When my mother and father began their divorce in the early 1980's she got rid of this "white elephant" because of the expense in keeping it maintained. I still remember the AT&T technician showing up to remove that phone and declaring with glee that it would be well cared for because he was a collector of vintage phones and would take it into his collection to be preserved and appreciated.

To help with context my mother and her first husband were AT&T employees in their early years and acquired these types of things through their affiliation with AT&T. The Uncle, who was my mother's first husband's brother, also worked for AT&T all his life.

In short, a "white elephant" like the brush I've described, may be something that is produced short term, at an expense, by a company in the hopes that it will be a long term product but in the end never really caught on.


Re: Ol' Bedraggled Gets Retired

Posted: Thu Jun 08, 2017 6:51 am
by brothers
Chris, that makes sense to me. Owning something that nobody else seems to want. I recall the days when working for The Phone Company was a very respectable and secure lifetime career vocation, with good benefits and retirement. As an aside, there is an enormous building in our city that was AT&T for many years.

Coincidentally, Ronald Reagan made a campaign stop here during his re-election campaign, and the location of the campaign speech was the beautiful campus grounds in front of the AT&T building. Lots of parking and lots of room. :)

To have actually worn out your favorite old brush is something to be proud of. Good thing you had the foresight to get a suitable replacement.

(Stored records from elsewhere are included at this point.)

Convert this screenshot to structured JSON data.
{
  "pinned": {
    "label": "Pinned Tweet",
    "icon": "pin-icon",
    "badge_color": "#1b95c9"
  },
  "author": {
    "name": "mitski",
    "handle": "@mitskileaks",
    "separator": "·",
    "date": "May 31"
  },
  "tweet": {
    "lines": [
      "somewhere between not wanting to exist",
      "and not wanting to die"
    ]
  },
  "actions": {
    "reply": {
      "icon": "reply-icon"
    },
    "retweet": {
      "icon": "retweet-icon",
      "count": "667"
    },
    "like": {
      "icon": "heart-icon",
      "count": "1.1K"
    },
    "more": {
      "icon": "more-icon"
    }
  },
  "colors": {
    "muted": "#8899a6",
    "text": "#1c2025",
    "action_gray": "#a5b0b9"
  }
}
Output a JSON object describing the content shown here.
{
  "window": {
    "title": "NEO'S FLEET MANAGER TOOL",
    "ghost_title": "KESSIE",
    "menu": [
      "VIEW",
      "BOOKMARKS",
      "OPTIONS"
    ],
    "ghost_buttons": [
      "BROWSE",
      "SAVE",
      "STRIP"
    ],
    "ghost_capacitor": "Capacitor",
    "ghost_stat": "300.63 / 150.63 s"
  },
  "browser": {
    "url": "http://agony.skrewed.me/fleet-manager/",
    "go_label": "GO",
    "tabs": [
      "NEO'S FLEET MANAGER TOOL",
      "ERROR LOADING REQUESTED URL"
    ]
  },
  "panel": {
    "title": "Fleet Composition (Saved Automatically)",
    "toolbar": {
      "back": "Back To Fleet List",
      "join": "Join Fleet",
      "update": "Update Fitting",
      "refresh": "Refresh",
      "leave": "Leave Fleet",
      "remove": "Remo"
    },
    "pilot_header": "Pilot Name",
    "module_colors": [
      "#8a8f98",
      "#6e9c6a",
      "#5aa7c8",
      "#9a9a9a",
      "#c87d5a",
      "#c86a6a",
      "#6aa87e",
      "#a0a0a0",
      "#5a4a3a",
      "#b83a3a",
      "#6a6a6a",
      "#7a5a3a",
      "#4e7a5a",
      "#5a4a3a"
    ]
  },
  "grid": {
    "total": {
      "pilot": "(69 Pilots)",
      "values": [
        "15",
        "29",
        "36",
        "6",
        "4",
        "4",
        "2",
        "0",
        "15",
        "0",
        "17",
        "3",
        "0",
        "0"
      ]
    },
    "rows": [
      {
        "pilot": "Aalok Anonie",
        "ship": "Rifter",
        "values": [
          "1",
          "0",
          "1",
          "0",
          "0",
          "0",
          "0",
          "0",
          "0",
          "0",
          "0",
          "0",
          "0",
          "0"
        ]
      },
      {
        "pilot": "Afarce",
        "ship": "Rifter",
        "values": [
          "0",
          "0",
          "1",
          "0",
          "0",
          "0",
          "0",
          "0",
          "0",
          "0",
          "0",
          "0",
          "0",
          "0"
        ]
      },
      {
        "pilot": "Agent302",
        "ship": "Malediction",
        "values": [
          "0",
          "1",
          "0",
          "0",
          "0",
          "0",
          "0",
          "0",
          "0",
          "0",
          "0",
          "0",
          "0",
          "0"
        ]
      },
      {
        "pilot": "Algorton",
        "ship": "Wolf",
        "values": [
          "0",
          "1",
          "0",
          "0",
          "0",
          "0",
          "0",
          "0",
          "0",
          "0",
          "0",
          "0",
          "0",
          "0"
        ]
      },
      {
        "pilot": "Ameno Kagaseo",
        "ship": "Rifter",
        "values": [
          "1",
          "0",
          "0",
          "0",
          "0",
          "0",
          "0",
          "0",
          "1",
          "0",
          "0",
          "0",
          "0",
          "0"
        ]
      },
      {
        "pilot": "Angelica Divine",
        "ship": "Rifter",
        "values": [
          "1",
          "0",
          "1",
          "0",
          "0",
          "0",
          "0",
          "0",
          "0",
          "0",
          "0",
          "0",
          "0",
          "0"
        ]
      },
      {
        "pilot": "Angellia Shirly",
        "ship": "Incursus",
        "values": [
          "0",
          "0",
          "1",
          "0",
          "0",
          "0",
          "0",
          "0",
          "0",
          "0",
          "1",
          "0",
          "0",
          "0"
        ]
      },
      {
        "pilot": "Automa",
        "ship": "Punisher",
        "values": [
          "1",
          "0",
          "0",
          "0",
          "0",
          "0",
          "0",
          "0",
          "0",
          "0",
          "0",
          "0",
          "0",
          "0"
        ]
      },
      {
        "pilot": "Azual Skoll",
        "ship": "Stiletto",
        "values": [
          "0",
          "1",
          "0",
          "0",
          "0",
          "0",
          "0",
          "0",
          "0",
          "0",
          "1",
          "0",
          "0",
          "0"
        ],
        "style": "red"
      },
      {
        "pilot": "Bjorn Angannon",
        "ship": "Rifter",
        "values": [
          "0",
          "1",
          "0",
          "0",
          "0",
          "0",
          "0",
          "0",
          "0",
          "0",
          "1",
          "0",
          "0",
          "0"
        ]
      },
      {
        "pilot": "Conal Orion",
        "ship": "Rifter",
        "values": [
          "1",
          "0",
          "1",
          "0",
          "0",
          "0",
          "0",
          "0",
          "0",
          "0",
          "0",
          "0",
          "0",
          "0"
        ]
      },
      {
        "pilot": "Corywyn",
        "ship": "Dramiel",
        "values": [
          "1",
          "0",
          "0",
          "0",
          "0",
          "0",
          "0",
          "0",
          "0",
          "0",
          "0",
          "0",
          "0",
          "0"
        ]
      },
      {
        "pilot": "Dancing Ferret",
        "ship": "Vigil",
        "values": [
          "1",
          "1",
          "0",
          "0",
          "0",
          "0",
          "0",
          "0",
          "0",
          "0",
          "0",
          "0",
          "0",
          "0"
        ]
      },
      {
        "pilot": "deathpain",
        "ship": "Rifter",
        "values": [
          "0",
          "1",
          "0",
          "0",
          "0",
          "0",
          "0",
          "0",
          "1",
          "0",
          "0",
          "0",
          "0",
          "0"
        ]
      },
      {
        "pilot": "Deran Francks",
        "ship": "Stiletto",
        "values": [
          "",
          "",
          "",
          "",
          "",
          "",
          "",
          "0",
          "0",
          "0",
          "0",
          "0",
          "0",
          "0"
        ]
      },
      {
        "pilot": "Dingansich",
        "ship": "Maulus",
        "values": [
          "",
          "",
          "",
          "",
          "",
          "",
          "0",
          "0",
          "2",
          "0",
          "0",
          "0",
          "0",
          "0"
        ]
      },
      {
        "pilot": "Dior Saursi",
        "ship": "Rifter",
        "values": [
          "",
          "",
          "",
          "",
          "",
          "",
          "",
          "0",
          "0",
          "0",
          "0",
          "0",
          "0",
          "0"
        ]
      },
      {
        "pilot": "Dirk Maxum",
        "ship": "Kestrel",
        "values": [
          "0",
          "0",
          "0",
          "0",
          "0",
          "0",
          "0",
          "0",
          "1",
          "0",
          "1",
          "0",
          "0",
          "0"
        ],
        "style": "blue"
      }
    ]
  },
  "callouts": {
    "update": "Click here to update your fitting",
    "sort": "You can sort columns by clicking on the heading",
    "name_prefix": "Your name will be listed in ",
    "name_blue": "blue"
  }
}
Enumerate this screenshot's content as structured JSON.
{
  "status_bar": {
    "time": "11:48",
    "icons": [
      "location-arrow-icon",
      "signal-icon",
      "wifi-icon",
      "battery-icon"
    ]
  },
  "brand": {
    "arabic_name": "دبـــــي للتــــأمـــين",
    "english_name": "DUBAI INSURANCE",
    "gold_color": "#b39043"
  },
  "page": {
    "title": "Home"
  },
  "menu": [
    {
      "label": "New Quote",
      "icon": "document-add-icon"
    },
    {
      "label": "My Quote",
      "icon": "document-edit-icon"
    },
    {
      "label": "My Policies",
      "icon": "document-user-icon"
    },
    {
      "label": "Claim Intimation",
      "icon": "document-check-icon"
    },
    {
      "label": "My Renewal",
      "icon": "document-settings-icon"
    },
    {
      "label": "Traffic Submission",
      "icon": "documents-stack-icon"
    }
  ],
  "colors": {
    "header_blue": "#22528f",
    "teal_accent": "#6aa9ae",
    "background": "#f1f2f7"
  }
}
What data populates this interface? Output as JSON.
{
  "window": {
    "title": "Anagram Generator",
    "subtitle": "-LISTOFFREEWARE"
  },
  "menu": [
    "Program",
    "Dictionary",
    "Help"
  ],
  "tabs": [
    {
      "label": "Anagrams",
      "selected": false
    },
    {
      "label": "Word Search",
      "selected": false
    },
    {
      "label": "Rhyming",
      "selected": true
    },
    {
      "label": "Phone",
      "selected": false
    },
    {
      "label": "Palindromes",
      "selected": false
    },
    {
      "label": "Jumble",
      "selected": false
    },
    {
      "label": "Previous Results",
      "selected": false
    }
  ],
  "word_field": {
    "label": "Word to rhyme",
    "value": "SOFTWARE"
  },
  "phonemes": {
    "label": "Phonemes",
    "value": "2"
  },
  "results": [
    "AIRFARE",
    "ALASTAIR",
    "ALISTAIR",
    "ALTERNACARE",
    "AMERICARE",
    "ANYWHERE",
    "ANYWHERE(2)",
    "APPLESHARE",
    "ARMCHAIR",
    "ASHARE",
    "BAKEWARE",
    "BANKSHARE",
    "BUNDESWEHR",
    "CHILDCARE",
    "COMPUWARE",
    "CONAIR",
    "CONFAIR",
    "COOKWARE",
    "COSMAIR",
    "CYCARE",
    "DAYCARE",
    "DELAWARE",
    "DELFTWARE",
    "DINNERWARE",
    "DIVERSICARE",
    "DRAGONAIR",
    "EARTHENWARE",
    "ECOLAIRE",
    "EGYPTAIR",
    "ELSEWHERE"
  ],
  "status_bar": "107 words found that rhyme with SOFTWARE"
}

I wish you many more happy decades of use from the replacement.